Naturally, Donald Trump's presence dominated the debate and he almost doubled the airtime of the other candidates. But I wonder if Trump's Teflon image will survive the rude exchange with Kelly and I also wonder if by refusing to take the pledge not to run as an independent, he let Republican supporters know up front that what he really wants is what's best for him, not the country. My theory with Trump is soon he has to get serious or get out. The reality of what he's doing is going to sink in and he's going to say, "OK, I've gotten my ego boost, now, to whom do I give my support and votes?"
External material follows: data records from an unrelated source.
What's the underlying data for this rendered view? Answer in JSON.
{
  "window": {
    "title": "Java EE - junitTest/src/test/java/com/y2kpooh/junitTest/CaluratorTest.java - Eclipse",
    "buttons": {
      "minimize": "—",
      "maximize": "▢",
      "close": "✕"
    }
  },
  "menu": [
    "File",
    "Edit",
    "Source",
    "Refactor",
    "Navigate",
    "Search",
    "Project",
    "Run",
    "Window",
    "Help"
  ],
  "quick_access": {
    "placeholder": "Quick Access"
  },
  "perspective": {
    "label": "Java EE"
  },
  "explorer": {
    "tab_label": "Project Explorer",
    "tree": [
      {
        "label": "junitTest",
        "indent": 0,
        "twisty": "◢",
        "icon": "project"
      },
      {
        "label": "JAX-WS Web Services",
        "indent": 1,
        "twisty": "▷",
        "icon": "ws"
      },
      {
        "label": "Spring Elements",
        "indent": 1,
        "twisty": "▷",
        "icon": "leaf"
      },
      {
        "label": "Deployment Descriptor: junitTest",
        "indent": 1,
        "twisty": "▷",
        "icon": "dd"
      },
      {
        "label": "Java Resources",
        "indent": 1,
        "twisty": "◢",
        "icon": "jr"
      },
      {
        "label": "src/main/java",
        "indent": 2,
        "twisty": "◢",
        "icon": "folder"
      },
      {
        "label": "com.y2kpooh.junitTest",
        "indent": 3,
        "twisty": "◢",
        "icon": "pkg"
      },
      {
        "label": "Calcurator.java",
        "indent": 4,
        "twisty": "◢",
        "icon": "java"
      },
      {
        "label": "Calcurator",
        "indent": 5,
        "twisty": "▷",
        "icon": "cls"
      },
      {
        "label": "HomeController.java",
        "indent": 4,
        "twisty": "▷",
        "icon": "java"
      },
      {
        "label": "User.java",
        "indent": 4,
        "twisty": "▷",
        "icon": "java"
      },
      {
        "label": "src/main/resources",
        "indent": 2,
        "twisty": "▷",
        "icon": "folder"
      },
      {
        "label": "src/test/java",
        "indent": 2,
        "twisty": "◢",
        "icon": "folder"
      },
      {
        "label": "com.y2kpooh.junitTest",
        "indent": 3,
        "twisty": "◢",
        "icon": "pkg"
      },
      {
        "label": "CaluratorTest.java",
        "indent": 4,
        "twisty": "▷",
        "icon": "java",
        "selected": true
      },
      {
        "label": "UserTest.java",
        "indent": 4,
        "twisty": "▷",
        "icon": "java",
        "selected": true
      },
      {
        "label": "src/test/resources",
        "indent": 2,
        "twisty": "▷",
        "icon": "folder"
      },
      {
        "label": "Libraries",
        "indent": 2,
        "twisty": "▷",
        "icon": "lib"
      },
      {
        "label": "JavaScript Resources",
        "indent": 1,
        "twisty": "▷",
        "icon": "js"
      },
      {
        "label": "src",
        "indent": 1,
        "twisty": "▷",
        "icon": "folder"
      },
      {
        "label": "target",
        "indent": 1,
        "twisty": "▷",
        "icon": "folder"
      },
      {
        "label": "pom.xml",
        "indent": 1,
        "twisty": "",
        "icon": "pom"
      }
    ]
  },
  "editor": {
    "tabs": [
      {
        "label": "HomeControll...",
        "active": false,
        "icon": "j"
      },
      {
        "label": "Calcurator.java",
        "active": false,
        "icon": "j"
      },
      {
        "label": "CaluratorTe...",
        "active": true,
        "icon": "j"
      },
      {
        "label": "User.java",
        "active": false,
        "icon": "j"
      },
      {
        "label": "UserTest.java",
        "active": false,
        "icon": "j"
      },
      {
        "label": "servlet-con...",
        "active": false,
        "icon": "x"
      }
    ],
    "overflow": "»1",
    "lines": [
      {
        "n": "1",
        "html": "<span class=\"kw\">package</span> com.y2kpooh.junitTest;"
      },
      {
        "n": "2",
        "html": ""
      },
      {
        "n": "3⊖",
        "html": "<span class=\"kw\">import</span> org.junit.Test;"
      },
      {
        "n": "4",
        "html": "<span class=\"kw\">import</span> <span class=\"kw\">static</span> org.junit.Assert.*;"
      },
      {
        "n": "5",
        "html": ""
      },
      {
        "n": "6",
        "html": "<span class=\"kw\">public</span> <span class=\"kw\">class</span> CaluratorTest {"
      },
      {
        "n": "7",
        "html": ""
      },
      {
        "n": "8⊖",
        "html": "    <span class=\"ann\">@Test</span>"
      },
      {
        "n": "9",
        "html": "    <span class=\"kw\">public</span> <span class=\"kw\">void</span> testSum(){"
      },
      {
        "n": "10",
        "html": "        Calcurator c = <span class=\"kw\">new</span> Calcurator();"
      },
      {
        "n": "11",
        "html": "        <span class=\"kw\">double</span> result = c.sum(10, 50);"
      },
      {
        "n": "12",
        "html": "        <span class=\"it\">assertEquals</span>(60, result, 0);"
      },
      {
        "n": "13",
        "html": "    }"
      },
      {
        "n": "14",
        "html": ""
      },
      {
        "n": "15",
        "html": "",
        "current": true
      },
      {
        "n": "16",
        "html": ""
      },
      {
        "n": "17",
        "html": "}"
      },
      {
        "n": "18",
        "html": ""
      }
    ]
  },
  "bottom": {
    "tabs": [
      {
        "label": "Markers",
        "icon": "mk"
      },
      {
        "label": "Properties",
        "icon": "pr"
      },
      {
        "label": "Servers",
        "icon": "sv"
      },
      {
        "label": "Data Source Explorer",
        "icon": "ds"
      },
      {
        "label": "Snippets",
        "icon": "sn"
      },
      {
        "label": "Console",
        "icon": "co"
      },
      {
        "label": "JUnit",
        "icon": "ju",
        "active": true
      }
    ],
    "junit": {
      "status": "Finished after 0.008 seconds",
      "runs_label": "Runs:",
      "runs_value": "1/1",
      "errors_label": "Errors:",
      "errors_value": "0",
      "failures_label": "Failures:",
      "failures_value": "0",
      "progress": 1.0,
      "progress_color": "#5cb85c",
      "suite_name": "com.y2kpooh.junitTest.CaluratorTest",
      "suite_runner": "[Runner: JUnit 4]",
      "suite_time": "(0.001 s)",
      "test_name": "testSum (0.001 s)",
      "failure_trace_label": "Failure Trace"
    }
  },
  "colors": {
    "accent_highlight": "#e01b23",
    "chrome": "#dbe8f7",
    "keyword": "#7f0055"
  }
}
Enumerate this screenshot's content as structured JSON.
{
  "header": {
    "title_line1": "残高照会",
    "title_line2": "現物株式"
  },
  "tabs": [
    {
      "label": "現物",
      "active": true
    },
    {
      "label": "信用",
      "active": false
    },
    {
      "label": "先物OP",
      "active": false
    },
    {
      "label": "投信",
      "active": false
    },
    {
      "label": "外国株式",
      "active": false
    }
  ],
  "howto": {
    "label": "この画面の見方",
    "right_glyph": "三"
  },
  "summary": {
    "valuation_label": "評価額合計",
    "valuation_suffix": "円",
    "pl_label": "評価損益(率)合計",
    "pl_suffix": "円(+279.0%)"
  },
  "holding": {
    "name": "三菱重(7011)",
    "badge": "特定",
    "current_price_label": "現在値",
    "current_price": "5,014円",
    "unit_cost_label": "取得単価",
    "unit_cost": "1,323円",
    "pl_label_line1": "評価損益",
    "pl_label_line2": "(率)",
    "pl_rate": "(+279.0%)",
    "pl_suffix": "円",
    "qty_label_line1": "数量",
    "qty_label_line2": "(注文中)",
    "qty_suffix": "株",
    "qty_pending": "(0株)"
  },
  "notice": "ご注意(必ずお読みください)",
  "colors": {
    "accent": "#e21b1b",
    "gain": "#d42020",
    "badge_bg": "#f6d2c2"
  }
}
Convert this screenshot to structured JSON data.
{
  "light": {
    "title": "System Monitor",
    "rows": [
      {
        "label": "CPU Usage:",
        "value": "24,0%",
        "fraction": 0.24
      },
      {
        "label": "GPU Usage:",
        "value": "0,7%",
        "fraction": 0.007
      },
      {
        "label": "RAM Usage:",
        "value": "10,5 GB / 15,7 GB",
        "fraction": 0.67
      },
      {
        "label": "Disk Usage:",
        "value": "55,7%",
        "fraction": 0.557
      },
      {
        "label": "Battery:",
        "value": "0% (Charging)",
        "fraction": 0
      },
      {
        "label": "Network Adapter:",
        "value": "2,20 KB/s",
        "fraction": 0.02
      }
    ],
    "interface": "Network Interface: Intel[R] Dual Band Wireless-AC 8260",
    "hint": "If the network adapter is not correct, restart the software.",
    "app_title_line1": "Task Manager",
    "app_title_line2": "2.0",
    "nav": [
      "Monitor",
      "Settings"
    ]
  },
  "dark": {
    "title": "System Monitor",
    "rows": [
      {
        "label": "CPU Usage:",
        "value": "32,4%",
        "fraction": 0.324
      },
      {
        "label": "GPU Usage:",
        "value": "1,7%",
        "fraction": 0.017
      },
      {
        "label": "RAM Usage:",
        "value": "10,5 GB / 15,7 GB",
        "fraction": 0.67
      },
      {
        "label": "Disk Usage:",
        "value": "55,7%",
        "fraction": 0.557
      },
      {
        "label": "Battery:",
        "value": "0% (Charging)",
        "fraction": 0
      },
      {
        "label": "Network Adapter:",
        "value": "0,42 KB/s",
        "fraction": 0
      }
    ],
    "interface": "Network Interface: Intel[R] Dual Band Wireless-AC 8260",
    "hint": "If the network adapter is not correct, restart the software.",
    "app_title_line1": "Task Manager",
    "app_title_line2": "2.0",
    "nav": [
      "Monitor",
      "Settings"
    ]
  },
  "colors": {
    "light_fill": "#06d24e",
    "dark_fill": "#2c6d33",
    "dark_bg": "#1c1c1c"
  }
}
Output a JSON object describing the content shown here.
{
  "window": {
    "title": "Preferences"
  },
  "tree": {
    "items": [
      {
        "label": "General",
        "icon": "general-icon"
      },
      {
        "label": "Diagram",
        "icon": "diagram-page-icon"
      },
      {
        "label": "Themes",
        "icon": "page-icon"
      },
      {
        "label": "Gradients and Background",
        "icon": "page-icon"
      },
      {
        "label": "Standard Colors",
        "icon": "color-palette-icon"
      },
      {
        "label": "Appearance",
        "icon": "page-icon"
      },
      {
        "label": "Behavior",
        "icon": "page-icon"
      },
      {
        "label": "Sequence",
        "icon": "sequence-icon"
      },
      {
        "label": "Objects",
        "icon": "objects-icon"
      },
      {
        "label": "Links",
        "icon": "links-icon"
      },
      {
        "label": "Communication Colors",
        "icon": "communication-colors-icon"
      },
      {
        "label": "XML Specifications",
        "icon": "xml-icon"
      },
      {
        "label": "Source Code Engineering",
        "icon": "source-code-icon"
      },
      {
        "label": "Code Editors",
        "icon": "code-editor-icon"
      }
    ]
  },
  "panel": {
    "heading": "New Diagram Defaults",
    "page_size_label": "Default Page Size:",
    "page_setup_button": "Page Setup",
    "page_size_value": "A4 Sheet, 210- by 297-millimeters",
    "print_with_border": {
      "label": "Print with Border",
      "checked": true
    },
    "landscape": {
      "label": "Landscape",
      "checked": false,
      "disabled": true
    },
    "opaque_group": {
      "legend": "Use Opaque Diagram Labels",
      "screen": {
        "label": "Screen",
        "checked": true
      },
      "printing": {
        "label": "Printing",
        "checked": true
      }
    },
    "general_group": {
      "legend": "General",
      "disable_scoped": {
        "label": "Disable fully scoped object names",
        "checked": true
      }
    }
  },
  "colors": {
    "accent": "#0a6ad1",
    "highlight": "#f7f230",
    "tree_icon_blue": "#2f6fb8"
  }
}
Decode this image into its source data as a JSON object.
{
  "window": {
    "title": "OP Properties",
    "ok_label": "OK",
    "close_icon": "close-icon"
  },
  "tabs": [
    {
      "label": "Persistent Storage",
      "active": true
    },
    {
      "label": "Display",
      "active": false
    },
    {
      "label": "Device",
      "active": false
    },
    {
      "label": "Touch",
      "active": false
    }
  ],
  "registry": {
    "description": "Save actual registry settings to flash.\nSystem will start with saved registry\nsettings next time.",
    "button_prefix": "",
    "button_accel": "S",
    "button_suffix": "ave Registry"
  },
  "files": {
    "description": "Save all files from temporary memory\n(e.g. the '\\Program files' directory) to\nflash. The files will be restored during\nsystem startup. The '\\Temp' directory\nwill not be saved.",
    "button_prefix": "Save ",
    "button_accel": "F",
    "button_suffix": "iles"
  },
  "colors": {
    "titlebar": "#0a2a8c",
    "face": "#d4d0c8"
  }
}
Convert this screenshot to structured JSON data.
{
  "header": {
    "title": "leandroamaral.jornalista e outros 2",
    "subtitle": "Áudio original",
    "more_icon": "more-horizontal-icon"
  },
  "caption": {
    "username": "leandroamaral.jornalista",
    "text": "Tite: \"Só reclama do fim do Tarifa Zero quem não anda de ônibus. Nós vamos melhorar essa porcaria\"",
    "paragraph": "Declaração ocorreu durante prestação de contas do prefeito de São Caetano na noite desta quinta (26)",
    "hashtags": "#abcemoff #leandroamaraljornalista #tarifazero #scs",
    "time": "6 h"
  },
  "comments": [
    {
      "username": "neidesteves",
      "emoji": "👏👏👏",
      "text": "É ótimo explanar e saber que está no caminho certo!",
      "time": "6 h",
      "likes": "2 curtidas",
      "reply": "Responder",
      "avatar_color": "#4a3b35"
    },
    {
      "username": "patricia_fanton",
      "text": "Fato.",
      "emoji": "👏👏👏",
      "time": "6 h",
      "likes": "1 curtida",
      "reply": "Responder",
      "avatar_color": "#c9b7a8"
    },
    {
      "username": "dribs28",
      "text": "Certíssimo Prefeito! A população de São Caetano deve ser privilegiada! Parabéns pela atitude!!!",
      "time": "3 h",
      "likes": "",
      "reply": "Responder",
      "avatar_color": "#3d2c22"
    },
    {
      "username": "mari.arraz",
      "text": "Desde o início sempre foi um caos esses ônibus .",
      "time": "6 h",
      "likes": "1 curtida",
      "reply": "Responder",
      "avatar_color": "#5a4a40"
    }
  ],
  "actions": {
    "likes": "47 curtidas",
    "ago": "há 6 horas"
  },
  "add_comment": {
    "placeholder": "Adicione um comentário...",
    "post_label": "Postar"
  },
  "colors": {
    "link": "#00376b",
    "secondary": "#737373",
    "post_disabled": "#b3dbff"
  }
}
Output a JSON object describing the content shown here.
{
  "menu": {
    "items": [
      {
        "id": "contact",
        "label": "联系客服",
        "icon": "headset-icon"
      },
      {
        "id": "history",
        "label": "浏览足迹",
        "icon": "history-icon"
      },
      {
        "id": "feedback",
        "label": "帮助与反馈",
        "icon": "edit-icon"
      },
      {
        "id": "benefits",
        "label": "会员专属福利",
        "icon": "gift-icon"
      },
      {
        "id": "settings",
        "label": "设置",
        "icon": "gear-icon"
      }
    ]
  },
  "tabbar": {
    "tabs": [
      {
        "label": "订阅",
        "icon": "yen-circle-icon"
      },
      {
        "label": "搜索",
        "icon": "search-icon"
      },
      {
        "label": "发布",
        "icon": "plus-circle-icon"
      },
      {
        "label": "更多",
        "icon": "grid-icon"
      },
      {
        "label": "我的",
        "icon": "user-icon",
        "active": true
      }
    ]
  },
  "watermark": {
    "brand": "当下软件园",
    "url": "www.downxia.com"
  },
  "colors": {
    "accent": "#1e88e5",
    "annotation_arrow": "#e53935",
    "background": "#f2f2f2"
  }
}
The one candidate who really impressed me in terms of delivering a message that is going to help the party win was John Kasich, because he talked about inclusion. He spoke about coming from a modest background. He talked about personally supporting marriage between a man and a woman, but that he went to a wedding of a gay friend and would love his children if they were gay. He said, "Once you have economic growth, it is important that we reach out to folks who live in the shadows. ... America is a miracle country, and we have to restore the sense that the American miracle will apply to you."

Kasich spoke like a compassionate conservative, which despite what some people might think, is not an oxymoron. For example, he defended the Ohio's controversial Medicaid expansion by saying that it benefited mentally ill prison inmates, getting them on medications to help reduce recidivism and offer them a chance for a decent life. While, it's early in the race, if there was a dark horse who broke out of the pack, it was Kasich.

Picking Cleveland was a good idea for the first debate because it's also the host of the 2016 Republican Convention. So the campaign starts and ends here, which added a subtle undertone to the debate; that things will come full circle in Cleveland. It's also a city that's undergone an incredible transformation. I hadn't been here in 38 years and I walked all around the town and was astonished by all the improvements and changes. And the Rock & Roll Hall of Fame is not to be missed; I just couldn't get enough of the extraordinary Beatles exhibit.

That's it from C-Town, where it was truly invigorating to be a part of this historic event. I just hope the good news is that when the GOP comes back here next July to nominate our presidential candidate, he's the kind of Practical Republican who will lead the party on the long and winding road back to the Oval Office.